The U.S. National Security Archive revealed over the weekend documents related to the activities of imprisoned Israeli agent Jonathan Pollard.
Pollard's stolen material, from the Israeli perspective, provided significant benefits, the CIA wrote in its heavily redacted "damage assessment" document.
Pollard, 57, was a civilian intelligence analyst for the U.S. Navy when he copied and gave his Israeli handlers classified documents. Arrested in 1985 after unsuccessfully seeking refuge at the Israeli Embassy in Washington, Pollard was convicted and two years later sentenced to life in prison. Democrat and Republican administrations in the U.S. have repeatedly refused Israel's appeals to commute Pollard's sentence.
The National Security Archive's documents show that between 1984 and 1985, Pollard's handlers had asked him to pass along intelligence on the nuclear, military and technical activities of Arab countries, Pakistan and the Soviet Union - and not information on U.S. activities. This was according to the CIA's damage assessment from 1987.
"Apart from supporting Israeli actions or positions that could harm U.S. relations with friendly Arab states, Pollard's activities have caused some Arab countries to raise unwelcome questions or make critical observations about US evenhandedness in its Mideast policies," the document states.
Pollard was asked to transfer information on matters such as Syrian aircraft and their communications system, Egypt's missile program and Soviet air defense systems. Israeli intelligence was particularly interested in obtaining a technical guide which was vital to the activities of Soviet advisors in Syria, a guide which was an official NSA document. Pollard told investigators that his Israeli handler Joseph Yaqur informed him that the NSA manual permitted Israel to begin the process of attempting to monitor a communications link between the Soviet General Staff in Moscow and the Soviet military assistance group in Damascus, Syria.
The U.S. documents specify how Pollard's direct handler, Yossi Yagur, told him to ignore requests Rafi Eitan, head of the scientific relations unit at the time, to give him U.S. "dirt" on senior Israeli officials as well as the names of Israelis who were giving information to the U.S. Yagur told Pollard that collecting such information would lead to a cancellation of the spying operation.

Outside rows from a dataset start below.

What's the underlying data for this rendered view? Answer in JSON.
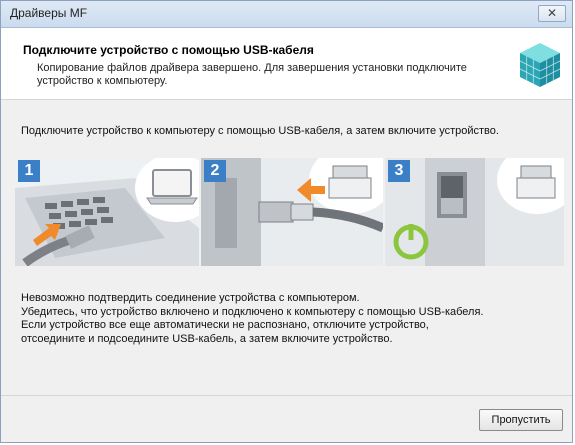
{
  "window": {
    "title": "Драйверы MF",
    "close_label": "✕"
  },
  "header": {
    "title": "Подключите устройство с помощью USB-кабеля",
    "subtitle": "Копирование файлов драйвера завершено. Для завершения установки подключите устройство к компьютеру."
  },
  "instruction": "Подключите устройство к компьютеру с помощью USB-кабеля, а затем включите устройство.",
  "steps": [
    {
      "number": "1",
      "icon": "usb-plug-laptop"
    },
    {
      "number": "2",
      "icon": "usb-plug-printer"
    },
    {
      "number": "3",
      "icon": "power-switch-on"
    }
  ],
  "status_lines": [
    "Невозможно подтвердить соединение устройства с компьютером.",
    "Убедитесь, что устройство включено и подключено к компьютеру с помощью USB-кабеля.",
    "Если устройство все еще автоматически не распознано, отключите устройство,",
    "отсоедините и подсоедините USB-кабель, а затем включите устройство."
  ],
  "buttons": {
    "skip": "Пропустить"
  },
  "colors": {
    "step_badge": "#3b7fc7",
    "arrow": "#f08a2a",
    "power_ring": "#8cc63f"
  }
}
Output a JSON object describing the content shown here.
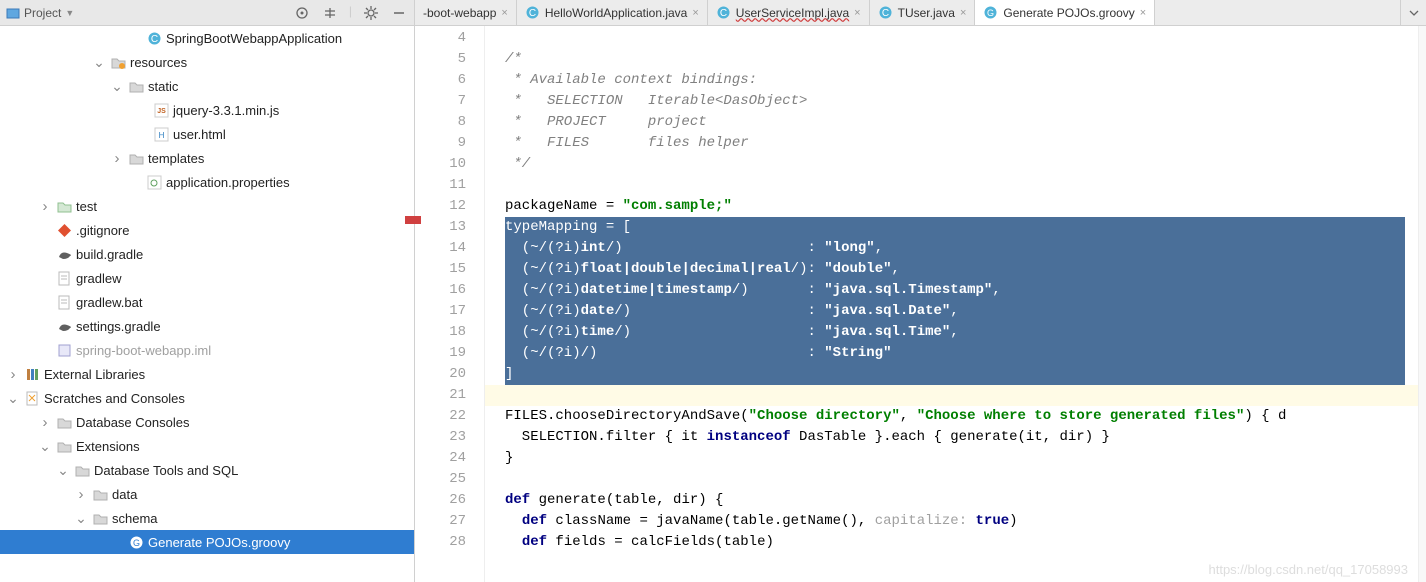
{
  "sidebar": {
    "title": "Project",
    "tree": [
      {
        "depth": 7,
        "icon": "class",
        "label": "SpringBootWebappApplication",
        "chevron": ""
      },
      {
        "depth": 5,
        "icon": "folder-res",
        "label": "resources",
        "chevron": "down"
      },
      {
        "depth": 6,
        "icon": "folder",
        "label": "static",
        "chevron": "down"
      },
      {
        "depth": 8,
        "icon": "js",
        "label": "jquery-3.3.1.min.js",
        "chevron": ""
      },
      {
        "depth": 8,
        "icon": "html",
        "label": "user.html",
        "chevron": ""
      },
      {
        "depth": 6,
        "icon": "folder",
        "label": "templates",
        "chevron": "right"
      },
      {
        "depth": 7,
        "icon": "props",
        "label": "application.properties",
        "chevron": ""
      },
      {
        "depth": 2,
        "icon": "folder-test",
        "label": "test",
        "chevron": "right"
      },
      {
        "depth": 2,
        "icon": "gitignore",
        "label": ".gitignore",
        "chevron": ""
      },
      {
        "depth": 2,
        "icon": "gradle",
        "label": "build.gradle",
        "chevron": ""
      },
      {
        "depth": 2,
        "icon": "file",
        "label": "gradlew",
        "chevron": ""
      },
      {
        "depth": 2,
        "icon": "file",
        "label": "gradlew.bat",
        "chevron": ""
      },
      {
        "depth": 2,
        "icon": "gradle",
        "label": "settings.gradle",
        "chevron": ""
      },
      {
        "depth": 2,
        "icon": "iml",
        "label": "spring-boot-webapp.iml",
        "chevron": "",
        "dim": true
      },
      {
        "depth": "root",
        "icon": "lib",
        "label": "External Libraries",
        "chevron": "right"
      },
      {
        "depth": "root",
        "icon": "scratch",
        "label": "Scratches and Consoles",
        "chevron": "down"
      },
      {
        "depth": 2,
        "icon": "folder",
        "label": "Database Consoles",
        "chevron": "right"
      },
      {
        "depth": 2,
        "icon": "folder",
        "label": "Extensions",
        "chevron": "down"
      },
      {
        "depth": 3,
        "icon": "folder",
        "label": "Database Tools and SQL",
        "chevron": "down"
      },
      {
        "depth": 4,
        "icon": "folder",
        "label": "data",
        "chevron": "right"
      },
      {
        "depth": 4,
        "icon": "folder",
        "label": "schema",
        "chevron": "down"
      },
      {
        "depth": 6,
        "icon": "groovy",
        "label": "Generate POJOs.groovy",
        "chevron": "",
        "selected": true
      }
    ]
  },
  "tabs": [
    {
      "label": "-boot-webapp",
      "icon": "none",
      "partial": true
    },
    {
      "label": "HelloWorldApplication.java",
      "icon": "class"
    },
    {
      "label": "UserServiceImpl.java",
      "icon": "class",
      "redline": true
    },
    {
      "label": "TUser.java",
      "icon": "class"
    },
    {
      "label": "Generate POJOs.groovy",
      "icon": "groovy",
      "active": true
    }
  ],
  "code": {
    "startLine": 4,
    "lines": [
      {
        "n": 4,
        "html": ""
      },
      {
        "n": 5,
        "html": "<span class='cmt'>/*</span>"
      },
      {
        "n": 6,
        "html": "<span class='cmt'> * Available context bindings:</span>"
      },
      {
        "n": 7,
        "html": "<span class='cmt'> *   SELECTION   Iterable&lt;DasObject&gt;</span>"
      },
      {
        "n": 8,
        "html": "<span class='cmt'> *   PROJECT     project</span>"
      },
      {
        "n": 9,
        "html": "<span class='cmt'> *   FILES       files helper</span>"
      },
      {
        "n": 10,
        "html": "<span class='cmt'> */</span>"
      },
      {
        "n": 11,
        "html": ""
      },
      {
        "n": 12,
        "html": "packageName = <span class='str'>\"com.sample;\"</span>"
      },
      {
        "n": 13,
        "sel": true,
        "html": "typeMapping = ["
      },
      {
        "n": 14,
        "sel": true,
        "html": "  (~/(?i)<span class='kw'>int</span>/)                      : <span class='str'>\"long\"</span>,"
      },
      {
        "n": 15,
        "sel": true,
        "html": "  (~/(?i)<span class='kw'>float|double|decimal|real</span>/): <span class='str'>\"double\"</span>,"
      },
      {
        "n": 16,
        "sel": true,
        "html": "  (~/(?i)<span class='kw'>datetime|timestamp</span>/)       : <span class='str'>\"java.sql.Timestamp\"</span>,"
      },
      {
        "n": 17,
        "sel": true,
        "html": "  (~/(?i)<span class='kw'>date</span>/)                     : <span class='str'>\"java.sql.Date\"</span>,"
      },
      {
        "n": 18,
        "sel": true,
        "html": "  (~/(?i)<span class='kw'>time</span>/)                     : <span class='str'>\"java.sql.Time\"</span>,"
      },
      {
        "n": 19,
        "sel": true,
        "html": "  (~/(?i)/)                         : <span class='str'>\"String\"</span>"
      },
      {
        "n": 20,
        "sel": true,
        "html": "]"
      },
      {
        "n": 21,
        "cur": true,
        "html": ""
      },
      {
        "n": 22,
        "html": "FILES.chooseDirectoryAndSave(<span class='str'>\"Choose directory\"</span>, <span class='str'>\"Choose where to store generated files\"</span>) { d"
      },
      {
        "n": 23,
        "html": "  SELECTION.filter { it <span class='kw'>instanceof</span> DasTable }.each { generate(it, dir) }"
      },
      {
        "n": 24,
        "html": "}"
      },
      {
        "n": 25,
        "html": ""
      },
      {
        "n": 26,
        "html": "<span class='kw'>def</span> generate(table, dir) {"
      },
      {
        "n": 27,
        "html": "  <span class='kw'>def</span> className = javaName(table.getName(), <span class='hint'>capitalize:</span> <span class='kw'>true</span>)"
      },
      {
        "n": 28,
        "html": "  <span class='kw'>def</span> fields = calcFields(table)"
      }
    ]
  },
  "watermark": "https://blog.csdn.net/qq_17058993"
}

Some of the information transferred by Pollard to Israel helped in the Israeli elimination of the head of the PLO's military wing in Tunisia, Abu Jihad.
The contents of the exposed documents strengthen the position of several American officials claiming that Pollard's sentence is disproportionate to his crime because his espionage activities were not meant to harm U.S. security but to help Israel defend itself. Pollard claimed that the U.S. was not being forthcoming with the intelligence it had that could have helped Israel.
The committee working to secure Pollard's release said on Saturday that disclosing the documents would motivate more U.S. officials to express support for the Israeli agent's release.
Esther Pollard, Jonathan Pollard's wife, said in response to the revelation of the documents that, "Jonathan should not be in prison one second longer following the release of these secret documents."
Pollard recently started serving his 28th year in prison, without a reduced sentence. He was hospitalized several times in recent weeks due to his deteriorating medical condition.
Two weeks ago, the imprisoned agent was taken to the hospital after collapsing in his jail cell. In August 2011, he had emergency kidney surgery and in April of this year he was rushed to the hospital after falling ill due to a significant decline in his health.